A Catskill Catalog by Bill Birns

Bill Birns presents a weekly essay on history, geography, day-trips, arts and culture in the Catskill Mountain region.

A Catskill Catalog: September 28, 2011

The discovery of the Gilboa fossils happened quietly. An interested and curious amateur found evidence of the oldest forest on earth. His name was Samuel Lockwood.

Today’s hamlet of Gilboa is a watery reflection of its former self. The original village, a thriving mill town, was drowned by the construction of the Gilboa Dam, creating New York City’s second Catskill Mountain reservoir. Digging for the dam began in 1917. The old village became history in 1926.


A Catskill Catalog: September 21, 2011

At the end of August 1945, Governor Dewey went to the Walton Fair.

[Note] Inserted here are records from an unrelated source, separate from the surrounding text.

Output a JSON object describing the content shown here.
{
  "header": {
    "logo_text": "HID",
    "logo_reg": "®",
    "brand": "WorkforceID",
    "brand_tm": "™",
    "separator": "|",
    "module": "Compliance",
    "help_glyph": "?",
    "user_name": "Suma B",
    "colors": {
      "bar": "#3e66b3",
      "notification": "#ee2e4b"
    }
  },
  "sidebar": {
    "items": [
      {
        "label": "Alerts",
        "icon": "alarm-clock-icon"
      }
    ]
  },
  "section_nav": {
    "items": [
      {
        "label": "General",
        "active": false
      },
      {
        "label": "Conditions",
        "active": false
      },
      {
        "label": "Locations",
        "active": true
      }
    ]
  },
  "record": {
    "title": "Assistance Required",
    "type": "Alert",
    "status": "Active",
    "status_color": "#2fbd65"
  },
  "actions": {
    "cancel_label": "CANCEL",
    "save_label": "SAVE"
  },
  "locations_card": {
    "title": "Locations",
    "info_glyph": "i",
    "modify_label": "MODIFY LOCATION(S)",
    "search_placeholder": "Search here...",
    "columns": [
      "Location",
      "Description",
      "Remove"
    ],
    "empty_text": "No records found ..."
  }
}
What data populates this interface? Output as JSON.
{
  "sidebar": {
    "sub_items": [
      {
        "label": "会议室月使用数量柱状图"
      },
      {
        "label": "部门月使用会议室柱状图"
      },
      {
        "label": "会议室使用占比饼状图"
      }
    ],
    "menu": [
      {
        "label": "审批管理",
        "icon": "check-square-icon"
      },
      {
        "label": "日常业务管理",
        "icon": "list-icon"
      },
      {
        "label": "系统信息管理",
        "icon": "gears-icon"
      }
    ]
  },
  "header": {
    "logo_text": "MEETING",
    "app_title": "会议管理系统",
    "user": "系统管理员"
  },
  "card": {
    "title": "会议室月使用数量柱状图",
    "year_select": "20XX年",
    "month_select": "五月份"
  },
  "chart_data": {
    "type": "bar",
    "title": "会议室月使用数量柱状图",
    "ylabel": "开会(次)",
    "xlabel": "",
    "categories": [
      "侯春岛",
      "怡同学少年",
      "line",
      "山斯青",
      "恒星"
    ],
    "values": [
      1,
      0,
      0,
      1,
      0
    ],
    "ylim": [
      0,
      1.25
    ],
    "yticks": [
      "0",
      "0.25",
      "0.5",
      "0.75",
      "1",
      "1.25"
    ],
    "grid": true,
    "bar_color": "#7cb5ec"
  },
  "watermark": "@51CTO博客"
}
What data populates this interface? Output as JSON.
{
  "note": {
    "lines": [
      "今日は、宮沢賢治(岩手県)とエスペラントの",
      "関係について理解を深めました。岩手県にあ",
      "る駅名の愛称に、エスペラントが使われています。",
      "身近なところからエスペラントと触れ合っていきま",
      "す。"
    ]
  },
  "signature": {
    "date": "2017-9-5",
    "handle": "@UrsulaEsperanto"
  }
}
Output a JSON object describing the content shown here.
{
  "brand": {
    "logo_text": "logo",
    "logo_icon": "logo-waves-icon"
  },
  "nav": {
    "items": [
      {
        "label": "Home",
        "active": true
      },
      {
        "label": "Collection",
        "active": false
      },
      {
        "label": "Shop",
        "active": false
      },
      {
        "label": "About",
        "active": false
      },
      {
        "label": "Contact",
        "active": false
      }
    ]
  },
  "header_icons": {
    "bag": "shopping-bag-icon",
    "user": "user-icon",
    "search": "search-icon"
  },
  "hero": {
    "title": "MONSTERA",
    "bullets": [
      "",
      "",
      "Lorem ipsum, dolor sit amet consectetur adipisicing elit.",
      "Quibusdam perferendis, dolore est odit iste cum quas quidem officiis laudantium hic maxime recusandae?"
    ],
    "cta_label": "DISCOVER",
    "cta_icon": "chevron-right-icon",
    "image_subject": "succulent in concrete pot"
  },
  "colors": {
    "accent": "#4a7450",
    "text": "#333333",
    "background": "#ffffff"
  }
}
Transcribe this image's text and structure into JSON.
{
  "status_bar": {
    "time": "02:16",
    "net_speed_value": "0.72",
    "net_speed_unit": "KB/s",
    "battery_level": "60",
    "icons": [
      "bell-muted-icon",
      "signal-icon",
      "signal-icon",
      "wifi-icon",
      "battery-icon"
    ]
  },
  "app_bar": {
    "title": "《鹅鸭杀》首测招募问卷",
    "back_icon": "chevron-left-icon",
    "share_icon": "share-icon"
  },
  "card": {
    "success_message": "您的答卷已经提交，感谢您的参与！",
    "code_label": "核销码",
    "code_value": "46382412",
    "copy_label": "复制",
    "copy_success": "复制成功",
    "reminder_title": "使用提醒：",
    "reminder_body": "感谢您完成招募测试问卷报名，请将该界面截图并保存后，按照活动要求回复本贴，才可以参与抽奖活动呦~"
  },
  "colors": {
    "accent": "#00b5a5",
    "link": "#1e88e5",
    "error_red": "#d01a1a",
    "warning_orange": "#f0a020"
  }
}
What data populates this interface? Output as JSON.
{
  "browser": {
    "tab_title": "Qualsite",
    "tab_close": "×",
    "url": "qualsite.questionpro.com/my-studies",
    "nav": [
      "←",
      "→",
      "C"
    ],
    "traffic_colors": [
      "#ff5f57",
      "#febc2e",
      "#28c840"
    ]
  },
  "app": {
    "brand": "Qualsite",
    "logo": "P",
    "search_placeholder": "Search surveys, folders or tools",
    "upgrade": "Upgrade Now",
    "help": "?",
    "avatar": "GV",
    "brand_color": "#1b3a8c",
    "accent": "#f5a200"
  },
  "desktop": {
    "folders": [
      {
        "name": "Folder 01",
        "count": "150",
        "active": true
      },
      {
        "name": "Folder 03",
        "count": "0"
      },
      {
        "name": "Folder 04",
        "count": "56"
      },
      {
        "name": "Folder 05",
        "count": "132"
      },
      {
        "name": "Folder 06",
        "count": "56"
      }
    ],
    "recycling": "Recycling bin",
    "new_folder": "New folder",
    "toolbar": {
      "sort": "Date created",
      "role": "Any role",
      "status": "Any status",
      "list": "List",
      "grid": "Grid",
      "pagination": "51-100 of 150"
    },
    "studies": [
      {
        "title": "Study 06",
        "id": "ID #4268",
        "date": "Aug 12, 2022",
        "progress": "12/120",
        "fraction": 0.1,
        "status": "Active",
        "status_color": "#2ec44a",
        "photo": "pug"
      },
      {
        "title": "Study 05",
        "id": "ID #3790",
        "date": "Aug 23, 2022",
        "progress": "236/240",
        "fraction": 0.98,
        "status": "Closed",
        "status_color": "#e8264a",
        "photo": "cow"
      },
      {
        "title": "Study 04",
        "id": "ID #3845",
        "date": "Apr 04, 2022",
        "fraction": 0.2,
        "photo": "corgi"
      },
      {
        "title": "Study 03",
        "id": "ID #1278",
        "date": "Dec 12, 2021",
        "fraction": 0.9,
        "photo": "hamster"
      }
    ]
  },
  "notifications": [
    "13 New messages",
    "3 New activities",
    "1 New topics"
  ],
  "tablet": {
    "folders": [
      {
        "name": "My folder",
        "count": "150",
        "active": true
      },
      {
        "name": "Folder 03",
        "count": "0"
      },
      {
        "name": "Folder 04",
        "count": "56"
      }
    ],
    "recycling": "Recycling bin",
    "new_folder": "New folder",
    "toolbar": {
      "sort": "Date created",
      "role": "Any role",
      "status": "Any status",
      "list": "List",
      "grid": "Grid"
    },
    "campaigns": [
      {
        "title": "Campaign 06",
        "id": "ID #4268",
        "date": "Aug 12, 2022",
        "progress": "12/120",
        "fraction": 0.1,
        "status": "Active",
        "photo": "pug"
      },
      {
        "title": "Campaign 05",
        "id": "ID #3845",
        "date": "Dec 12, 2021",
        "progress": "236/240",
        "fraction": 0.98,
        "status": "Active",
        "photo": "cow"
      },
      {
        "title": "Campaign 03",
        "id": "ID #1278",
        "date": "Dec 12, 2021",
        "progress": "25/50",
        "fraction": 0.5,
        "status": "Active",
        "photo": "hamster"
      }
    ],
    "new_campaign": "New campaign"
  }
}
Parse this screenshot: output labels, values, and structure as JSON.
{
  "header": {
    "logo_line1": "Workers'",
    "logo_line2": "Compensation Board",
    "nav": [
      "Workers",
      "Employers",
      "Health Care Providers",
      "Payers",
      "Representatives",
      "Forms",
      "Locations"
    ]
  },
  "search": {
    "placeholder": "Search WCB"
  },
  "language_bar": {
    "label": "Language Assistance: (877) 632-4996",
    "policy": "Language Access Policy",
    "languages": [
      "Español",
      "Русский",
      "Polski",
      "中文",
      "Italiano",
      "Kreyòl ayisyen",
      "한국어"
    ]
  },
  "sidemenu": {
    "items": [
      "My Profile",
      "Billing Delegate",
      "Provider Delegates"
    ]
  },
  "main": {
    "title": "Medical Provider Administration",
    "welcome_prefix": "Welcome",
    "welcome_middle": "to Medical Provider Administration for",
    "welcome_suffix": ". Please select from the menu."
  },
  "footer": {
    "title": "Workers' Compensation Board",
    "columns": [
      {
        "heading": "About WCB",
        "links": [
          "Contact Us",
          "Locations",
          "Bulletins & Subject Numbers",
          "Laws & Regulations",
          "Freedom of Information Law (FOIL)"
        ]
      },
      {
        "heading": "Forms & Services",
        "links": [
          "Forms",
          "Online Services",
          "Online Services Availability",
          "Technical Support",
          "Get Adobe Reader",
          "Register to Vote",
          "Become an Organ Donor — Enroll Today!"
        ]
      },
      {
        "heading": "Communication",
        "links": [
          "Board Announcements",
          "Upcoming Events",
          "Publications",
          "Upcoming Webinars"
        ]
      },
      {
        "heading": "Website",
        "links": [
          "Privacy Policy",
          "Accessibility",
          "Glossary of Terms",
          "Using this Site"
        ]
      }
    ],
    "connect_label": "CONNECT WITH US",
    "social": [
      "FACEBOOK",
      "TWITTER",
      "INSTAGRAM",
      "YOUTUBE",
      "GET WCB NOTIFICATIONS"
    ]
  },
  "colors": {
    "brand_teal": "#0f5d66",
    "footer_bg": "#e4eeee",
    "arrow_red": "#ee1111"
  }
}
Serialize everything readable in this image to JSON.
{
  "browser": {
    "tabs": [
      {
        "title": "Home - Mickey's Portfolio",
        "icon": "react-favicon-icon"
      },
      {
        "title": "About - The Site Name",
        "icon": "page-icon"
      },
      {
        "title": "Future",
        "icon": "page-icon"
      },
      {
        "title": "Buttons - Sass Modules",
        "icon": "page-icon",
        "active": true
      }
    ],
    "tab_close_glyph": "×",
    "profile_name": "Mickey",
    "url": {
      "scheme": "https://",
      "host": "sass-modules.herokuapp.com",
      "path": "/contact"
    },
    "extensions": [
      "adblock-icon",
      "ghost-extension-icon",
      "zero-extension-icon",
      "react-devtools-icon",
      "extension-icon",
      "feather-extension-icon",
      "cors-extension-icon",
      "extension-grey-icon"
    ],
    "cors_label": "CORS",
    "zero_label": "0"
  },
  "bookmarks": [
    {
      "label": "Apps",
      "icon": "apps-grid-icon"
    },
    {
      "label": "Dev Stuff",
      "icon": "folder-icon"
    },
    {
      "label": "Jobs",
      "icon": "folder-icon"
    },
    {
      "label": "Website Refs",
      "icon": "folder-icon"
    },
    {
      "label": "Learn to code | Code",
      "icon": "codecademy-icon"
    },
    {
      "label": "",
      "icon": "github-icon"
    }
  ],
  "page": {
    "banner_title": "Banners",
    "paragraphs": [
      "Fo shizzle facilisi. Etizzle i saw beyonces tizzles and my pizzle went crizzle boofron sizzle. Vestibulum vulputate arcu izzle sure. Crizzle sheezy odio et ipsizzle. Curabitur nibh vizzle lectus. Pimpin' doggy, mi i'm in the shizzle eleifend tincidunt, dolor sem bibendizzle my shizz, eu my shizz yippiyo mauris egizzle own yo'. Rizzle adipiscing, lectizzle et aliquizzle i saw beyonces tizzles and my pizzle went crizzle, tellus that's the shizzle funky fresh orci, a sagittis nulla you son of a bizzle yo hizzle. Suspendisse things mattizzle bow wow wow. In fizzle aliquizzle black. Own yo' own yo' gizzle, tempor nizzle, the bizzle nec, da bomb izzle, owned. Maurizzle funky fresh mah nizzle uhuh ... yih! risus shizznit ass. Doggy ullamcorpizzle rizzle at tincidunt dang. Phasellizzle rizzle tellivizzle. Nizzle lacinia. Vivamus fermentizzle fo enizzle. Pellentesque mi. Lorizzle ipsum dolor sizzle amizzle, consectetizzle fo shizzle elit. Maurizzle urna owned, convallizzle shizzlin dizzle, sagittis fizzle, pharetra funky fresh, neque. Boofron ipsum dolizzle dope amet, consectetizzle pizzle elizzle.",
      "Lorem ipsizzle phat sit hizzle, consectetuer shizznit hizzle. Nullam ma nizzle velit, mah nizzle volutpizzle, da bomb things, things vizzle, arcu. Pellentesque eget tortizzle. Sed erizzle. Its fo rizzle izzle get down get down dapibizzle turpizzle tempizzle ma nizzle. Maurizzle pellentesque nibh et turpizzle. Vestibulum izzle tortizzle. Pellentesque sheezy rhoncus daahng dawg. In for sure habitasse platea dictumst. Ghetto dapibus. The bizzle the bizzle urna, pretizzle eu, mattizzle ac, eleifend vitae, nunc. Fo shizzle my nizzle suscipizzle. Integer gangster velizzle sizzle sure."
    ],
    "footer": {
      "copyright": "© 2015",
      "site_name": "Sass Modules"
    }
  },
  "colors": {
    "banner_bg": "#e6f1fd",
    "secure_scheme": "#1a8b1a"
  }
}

World War II had just, that month, come to an end. Atomic destruction of Hiroshima and Nagasaki had just, that month, ushered in the Atomic Age. It was a time of big things, and the governor came to Delaware County.


A Catskill Catalog: September 14, 2011

The Catskills, geologically, are an upland plateau, cut up, by erosion, into peaks and valleys. A plateau rises steeply on one side, maintains high elevation, and slopes gradually into the lands that surround it.

That’s our mountains, which rise dramatically from the Hudson River Valley, reach full height in western Greene and Ulster counties, and slope elegantly downhill from the heights of the Delaware River feeder streams in the west.


A Catskill Catalog: September 7, 2011

A woman, absent-mindedly, locks her keys in her still-running car in front of the Fleischmanns Supermarket. Her son is at home mucking out the basement, and she can’t remember where she put the spare keys. She had to leave the house so suddenly, so abruptly, the previous Sunday, Aug. 28, Irene’s Day, that everything’s a bit of a fog since.

A fire policeman, guarding Margaretville’s broken Bridge Street, allows that he hasn’t been able to sleep, visions of rampaging water tearing at his heart.


A Catskill Catalog: August 31, 2011

Devastating. That’s the only word I can think to write, the Monday after Irene’s Day. Devastating.
Leah Stern died in the storm. She was vacationing in Fleischmanns with her husband, Meyer, just as she had done every summer for years. But Leah was 83, weakened by age and infirmity, and when the Valkyrian Motel was evacuated Sunday morning, somehow, she didn’t get out. Soon, getting out became impossible.